Somewhere when my daughter was little, I had ordered a second one, for an eventual second child.
|Image: Mexican bola.co.uk|
But lately I got to thinking. Why would your baby need something familiar outside the womb? Surely he has you, his mother. Maybe he has even been listening to his daddy and siblings talk to him when he was still cosy inside, and so he’ll recognize them too.
If your baby has spent nine months listening to your inner sounds, your voice, tasting your smells, why would he need anything else?
From an attachment parenting point of view there is no need for the bola. You’ll be the child’s “bola” at all times.
My conclusion was that the bola was invented for babies who would be put in secondary care at an early age, or who would have to sleep in a crib from birth. Not for attached babies. And for them, yes, it may be a reminder of the safe haven that is not there, but isn’t that bittersweet.
As for soothing noises in the womb, what's more soothing than a mother's heartbeat? Isn't a bola adding more noise to an already noisy world?

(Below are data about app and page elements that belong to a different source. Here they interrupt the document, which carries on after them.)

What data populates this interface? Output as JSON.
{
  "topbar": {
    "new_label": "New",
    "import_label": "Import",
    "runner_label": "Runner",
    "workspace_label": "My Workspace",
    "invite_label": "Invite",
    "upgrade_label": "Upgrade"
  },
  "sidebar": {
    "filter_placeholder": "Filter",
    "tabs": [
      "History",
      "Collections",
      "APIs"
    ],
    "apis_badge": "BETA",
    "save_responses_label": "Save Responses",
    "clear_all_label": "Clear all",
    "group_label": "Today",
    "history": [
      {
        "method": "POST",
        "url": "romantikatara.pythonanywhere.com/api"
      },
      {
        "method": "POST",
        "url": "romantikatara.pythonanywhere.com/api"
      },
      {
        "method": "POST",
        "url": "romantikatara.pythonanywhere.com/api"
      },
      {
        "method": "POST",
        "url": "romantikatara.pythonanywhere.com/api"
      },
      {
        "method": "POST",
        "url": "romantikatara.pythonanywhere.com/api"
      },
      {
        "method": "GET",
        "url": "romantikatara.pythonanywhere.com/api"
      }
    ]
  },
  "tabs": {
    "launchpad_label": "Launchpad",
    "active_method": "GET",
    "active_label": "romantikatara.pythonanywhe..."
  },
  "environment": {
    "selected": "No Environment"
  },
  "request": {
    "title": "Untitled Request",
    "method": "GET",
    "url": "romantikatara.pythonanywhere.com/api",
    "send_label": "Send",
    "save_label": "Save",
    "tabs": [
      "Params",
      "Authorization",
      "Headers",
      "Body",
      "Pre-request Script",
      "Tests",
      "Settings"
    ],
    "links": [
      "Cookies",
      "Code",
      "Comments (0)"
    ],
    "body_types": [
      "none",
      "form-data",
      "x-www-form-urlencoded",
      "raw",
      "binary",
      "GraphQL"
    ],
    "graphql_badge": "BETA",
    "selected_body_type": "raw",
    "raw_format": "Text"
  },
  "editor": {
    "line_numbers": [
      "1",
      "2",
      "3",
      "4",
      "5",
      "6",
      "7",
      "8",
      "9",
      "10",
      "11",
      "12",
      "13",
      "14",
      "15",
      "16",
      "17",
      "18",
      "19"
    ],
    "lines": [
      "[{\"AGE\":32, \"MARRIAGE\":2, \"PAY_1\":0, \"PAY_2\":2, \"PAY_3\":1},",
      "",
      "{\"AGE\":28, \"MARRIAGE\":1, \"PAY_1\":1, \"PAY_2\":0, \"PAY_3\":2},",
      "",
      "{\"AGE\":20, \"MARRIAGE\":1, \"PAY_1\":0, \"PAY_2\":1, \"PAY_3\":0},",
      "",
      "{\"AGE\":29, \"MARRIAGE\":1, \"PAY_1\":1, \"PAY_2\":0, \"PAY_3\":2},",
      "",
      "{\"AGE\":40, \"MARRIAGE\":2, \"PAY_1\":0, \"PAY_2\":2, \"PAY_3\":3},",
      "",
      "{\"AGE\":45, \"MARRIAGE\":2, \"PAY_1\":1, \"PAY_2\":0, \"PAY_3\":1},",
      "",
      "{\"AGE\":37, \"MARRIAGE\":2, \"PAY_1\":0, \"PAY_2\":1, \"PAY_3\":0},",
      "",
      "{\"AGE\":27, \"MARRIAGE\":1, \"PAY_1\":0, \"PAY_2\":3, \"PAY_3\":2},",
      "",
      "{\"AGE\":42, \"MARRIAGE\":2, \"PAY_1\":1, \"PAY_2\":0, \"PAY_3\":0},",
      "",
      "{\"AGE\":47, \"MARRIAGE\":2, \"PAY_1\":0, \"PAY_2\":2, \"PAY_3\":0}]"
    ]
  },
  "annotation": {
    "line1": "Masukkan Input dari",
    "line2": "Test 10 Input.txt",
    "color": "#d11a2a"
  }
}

And for the flipping head down... the same effect can be achieved with a small bell or yoga exercises.